=== SOURCE RECORDS ===

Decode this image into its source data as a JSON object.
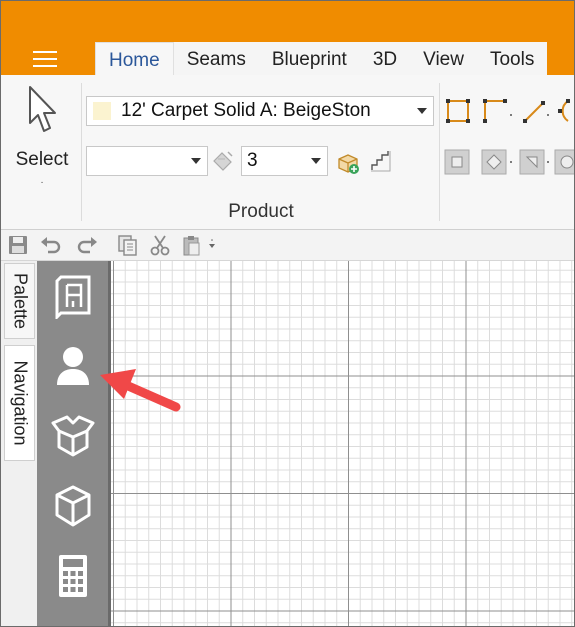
{
  "menu": {
    "icon": "hamburger-menu-icon"
  },
  "tabs": [
    {
      "label": "Home",
      "active": true
    },
    {
      "label": "Seams",
      "active": false
    },
    {
      "label": "Blueprint",
      "active": false
    },
    {
      "label": "3D",
      "active": false
    },
    {
      "label": "View",
      "active": false
    },
    {
      "label": "Tools",
      "active": false
    }
  ],
  "ribbon": {
    "select_label": "Select",
    "select_caret": "·",
    "product": {
      "selected": "12' Carpet Solid A: BeigeSton",
      "swatch_color": "#fbf3d0",
      "group_label": "Product"
    },
    "empty_combo_value": "",
    "number_combo_value": "3"
  },
  "qat": {
    "items": [
      "save-icon",
      "undo-icon",
      "redo-icon",
      "copy-icon",
      "cut-icon",
      "paste-icon"
    ]
  },
  "side_tabs": [
    {
      "label": "Palette"
    },
    {
      "label": "Navigation"
    }
  ],
  "side_strip": {
    "items": [
      "blueprint-icon",
      "user-icon",
      "open-box-icon",
      "cube-icon",
      "calculator-icon"
    ]
  },
  "colors": {
    "title_bar": "#f08c00",
    "ribbon_bg": "#f7f7f7",
    "strip_bg": "#8a8a8a",
    "shape_tool": "#d88a1a",
    "annotation_arrow": "#f04848"
  }
}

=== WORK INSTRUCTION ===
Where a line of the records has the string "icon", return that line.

=== ANSWER SECTION ===
    "icon": "hamburger-menu-icon"
      "save-icon",
      "undo-icon",
      "redo-icon",
      "copy-icon",
      "cut-icon",
      "paste-icon"
      "blueprint-icon",
      "user-icon",
      "open-box-icon",
      "cube-icon",
      "calculator-icon"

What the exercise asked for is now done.